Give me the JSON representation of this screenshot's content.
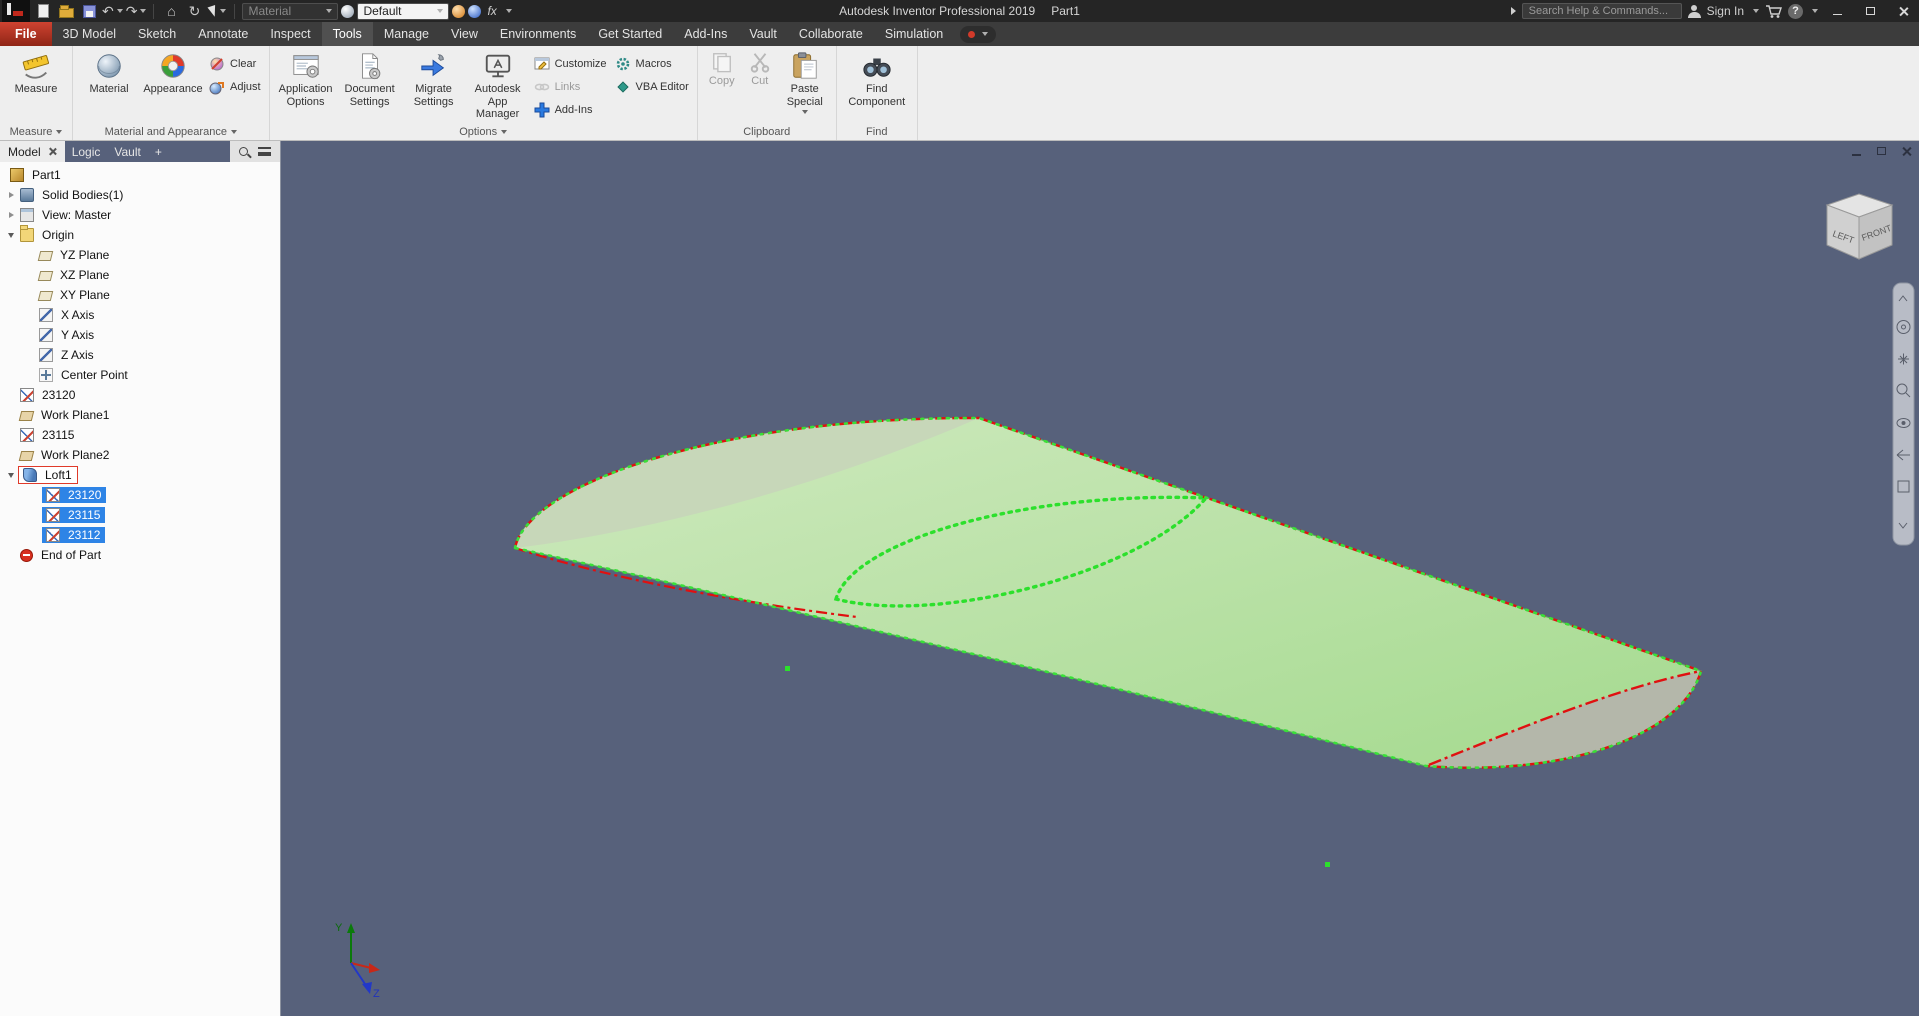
{
  "titlebar": {
    "app_title": "Autodesk Inventor Professional 2019",
    "doc_title": "Part1",
    "material_combo": "Material",
    "appearance_combo": "Default",
    "fx_label": "fx",
    "search_placeholder": "Search Help & Commands...",
    "sign_in_label": "Sign In",
    "help_glyph": "?"
  },
  "glyphs": {
    "undo": "↶",
    "redo": "↷",
    "home": "⌂",
    "update": "↻"
  },
  "ribbon_tabs": [
    {
      "label": "File"
    },
    {
      "label": "3D Model"
    },
    {
      "label": "Sketch"
    },
    {
      "label": "Annotate"
    },
    {
      "label": "Inspect"
    },
    {
      "label": "Tools"
    },
    {
      "label": "Manage"
    },
    {
      "label": "View"
    },
    {
      "label": "Environments"
    },
    {
      "label": "Get Started"
    },
    {
      "label": "Add-Ins"
    },
    {
      "label": "Vault"
    },
    {
      "label": "Collaborate"
    },
    {
      "label": "Simulation"
    }
  ],
  "ribbon": {
    "measure": {
      "footer": "Measure",
      "measure_btn": "Measure"
    },
    "material": {
      "footer": "Material and Appearance",
      "material_btn": "Material",
      "appearance_btn": "Appearance",
      "clear_btn": "Clear",
      "adjust_btn": "Adjust"
    },
    "options": {
      "footer": "Options",
      "application_options": "Application Options",
      "document_settings": "Document Settings",
      "migrate_settings": "Migrate Settings",
      "app_manager": "Autodesk App Manager",
      "customize": "Customize",
      "links": "Links",
      "add_ins": "Add-Ins",
      "macros": "Macros",
      "vba_editor": "VBA Editor"
    },
    "clipboard": {
      "footer": "Clipboard",
      "copy": "Copy",
      "cut": "Cut",
      "paste_special": "Paste Special"
    },
    "find": {
      "footer": "Find",
      "find_component": "Find Component"
    }
  },
  "browser": {
    "tabs": {
      "model": "Model",
      "logic": "Logic",
      "vault": "Vault",
      "add": "+"
    },
    "tree": [
      {
        "label": "Part1"
      },
      {
        "label": "Solid Bodies(1)"
      },
      {
        "label": "View: Master"
      },
      {
        "label": "Origin"
      },
      {
        "label": "YZ Plane"
      },
      {
        "label": "XZ Plane"
      },
      {
        "label": "XY Plane"
      },
      {
        "label": "X Axis"
      },
      {
        "label": "Y Axis"
      },
      {
        "label": "Z Axis"
      },
      {
        "label": "Center Point"
      },
      {
        "label": "23120"
      },
      {
        "label": "Work Plane1"
      },
      {
        "label": "23115"
      },
      {
        "label": "Work Plane2"
      },
      {
        "label": "Loft1"
      },
      {
        "label": "23120"
      },
      {
        "label": "23115"
      },
      {
        "label": "23112"
      },
      {
        "label": "End of Part"
      }
    ]
  },
  "viewport": {
    "viewcube": {
      "left": "LEFT",
      "front": "FRONT"
    },
    "triad": {
      "y": "Y",
      "z": "Z"
    }
  },
  "colors": {
    "selection_blue": "#2e84e6",
    "highlight_red": "#e01010",
    "profile_green": "#2ce02c",
    "viewport_bg": "#57617b"
  }
}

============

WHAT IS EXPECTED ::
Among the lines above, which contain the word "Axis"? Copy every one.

TASK RESPONSE ::
        "label": "X Axis"
        "label": "Y Axis"
        "label": "Z Axis"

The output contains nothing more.